→ **YOUR TASK**
Could you return every line of the material that contains the word "Exceptions"?

● ● ● ● ●

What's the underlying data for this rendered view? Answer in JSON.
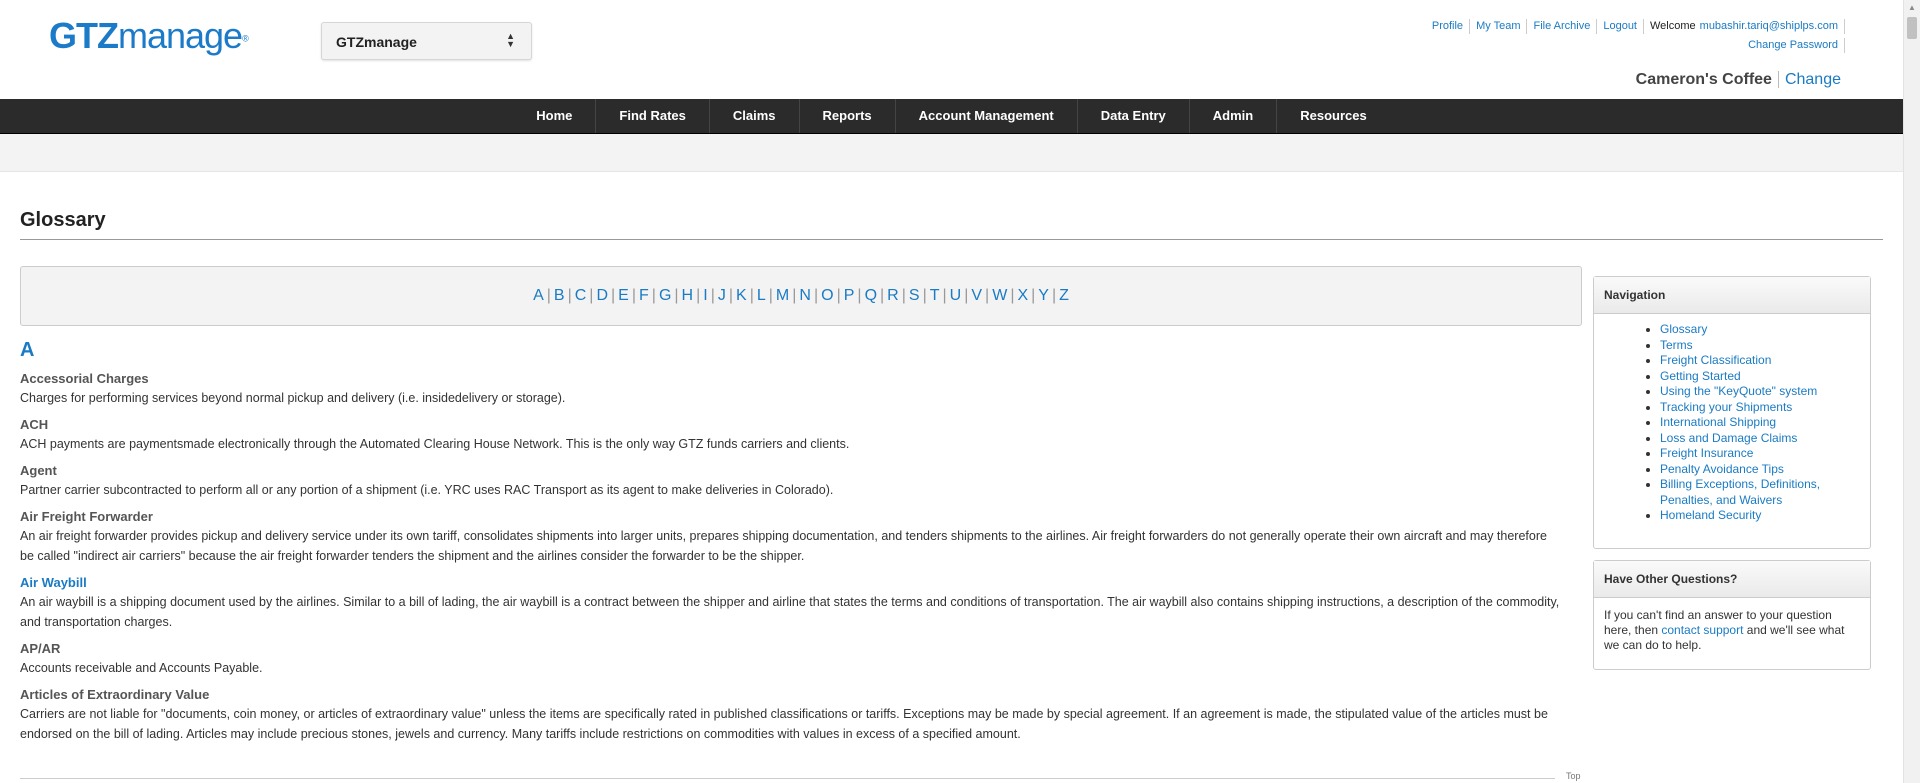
{
  "header": {
    "logo_brand": "GTZ",
    "logo_product": "manage",
    "logo_mark": "®",
    "org_select_value": "GTZmanage",
    "links": {
      "profile": "Profile",
      "my_team": "My Team",
      "file_archive": "File Archive",
      "logout": "Logout"
    },
    "welcome_label": "Welcome",
    "user_email": "mubashir.tariq@shiplps.com",
    "change_password": "Change Password",
    "company_name": "Cameron's Coffee",
    "company_change": "Change"
  },
  "nav": {
    "items": [
      "Home",
      "Find Rates",
      "Claims",
      "Reports",
      "Account Management",
      "Data Entry",
      "Admin",
      "Resources"
    ]
  },
  "page": {
    "title": "Glossary",
    "letters": [
      "A",
      "B",
      "C",
      "D",
      "E",
      "F",
      "G",
      "H",
      "I",
      "J",
      "K",
      "L",
      "M",
      "N",
      "O",
      "P",
      "Q",
      "R",
      "S",
      "T",
      "U",
      "V",
      "W",
      "X",
      "Y",
      "Z"
    ],
    "section_letter": "A",
    "terms": [
      {
        "term": "Accessorial Charges",
        "def": "Charges for performing services beyond normal pickup and delivery (i.e. insidedelivery or storage)."
      },
      {
        "term": "ACH",
        "def": "ACH payments are paymentsmade electronically through the Automated Clearing House Network. This is the only way GTZ funds carriers and clients."
      },
      {
        "term": "Agent",
        "def": "Partner carrier subcontracted to perform all or any portion of a shipment (i.e. YRC uses RAC Transport as its agent to make deliveries in Colorado)."
      },
      {
        "term": "Air Freight Forwarder",
        "def": "An air freight forwarder provides pickup and delivery service under its own tariff, consolidates shipments into larger units, prepares shipping documentation, and tenders shipments to the airlines. Air freight forwarders do not generally operate their own aircraft and may therefore be called \"indirect air carriers\" because the air freight forwarder tenders the shipment and the airlines consider the forwarder to be the shipper."
      },
      {
        "term": "Air Waybill",
        "def": "An air waybill is a shipping document used by the airlines. Similar to a bill of lading, the air waybill is a contract between the shipper and airline that states the terms and conditions of transportation. The air waybill also contains shipping instructions, a description of the commodity, and transportation charges."
      },
      {
        "term": "AP/AR",
        "def": "Accounts receivable and Accounts Payable."
      },
      {
        "term": "Articles of Extraordinary Value",
        "def": "Carriers are not liable for \"documents, coin money, or articles of extraordinary value\" unless the items are specifically rated in published classifications or tariffs. Exceptions may be made by special agreement. If an agreement is made, the stipulated value of the articles must be endorsed on the bill of lading. Articles may include precious stones, jewels and currency. Many tariffs include restrictions on commodities with values in excess of a specified amount."
      }
    ],
    "top_link": "Top"
  },
  "sidebar": {
    "nav_title": "Navigation",
    "nav_items": [
      "Glossary",
      "Terms",
      "Freight Classification",
      "Getting Started",
      "Using the \"KeyQuote\" system",
      "Tracking your Shipments",
      "International Shipping",
      "Loss and Damage Claims",
      "Freight Insurance",
      "Penalty Avoidance Tips",
      "Billing Exceptions, Definitions, Penalties, and Waivers",
      "Homeland Security"
    ],
    "questions_title": "Have Other Questions?",
    "questions_pre": "If you can't find an answer to your question here, then ",
    "questions_link": "contact support",
    "questions_post": " and we'll see what we can do to help."
  },
  "colors": {
    "accent": "#1a7bc4",
    "navbar": "#2b2b2b",
    "logo": "#1c7bc8"
  }
}
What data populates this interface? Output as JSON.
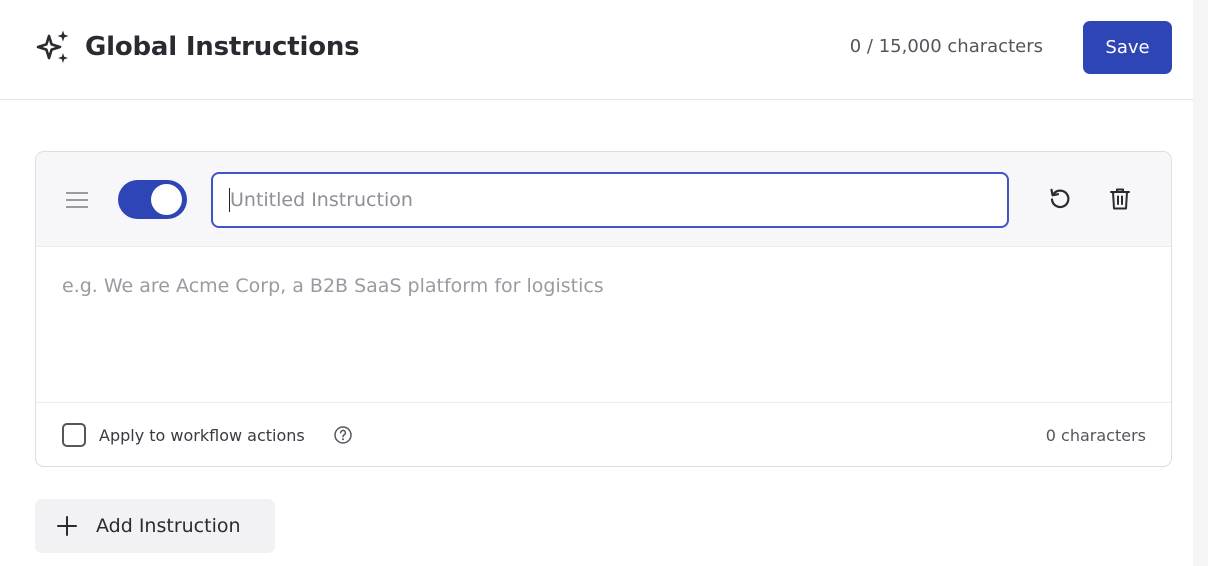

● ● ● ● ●

→ **RESPONSE**
        "def": "Carriers are not liable for \"documents, coin money, or articles of extraordinary value\" unless the items are specifically rated in published classifications or tariffs. Exceptions may be made by special agreement. If an agreement is made, the stipulated value of the articles must be endorsed on the bill of lading. Articles may include precious stones, jewels and currency. Many tariffs include restrictions on commodities with values in excess of a specified amount."
      "Billing Exceptions, Definitions, Penalties, and Waivers",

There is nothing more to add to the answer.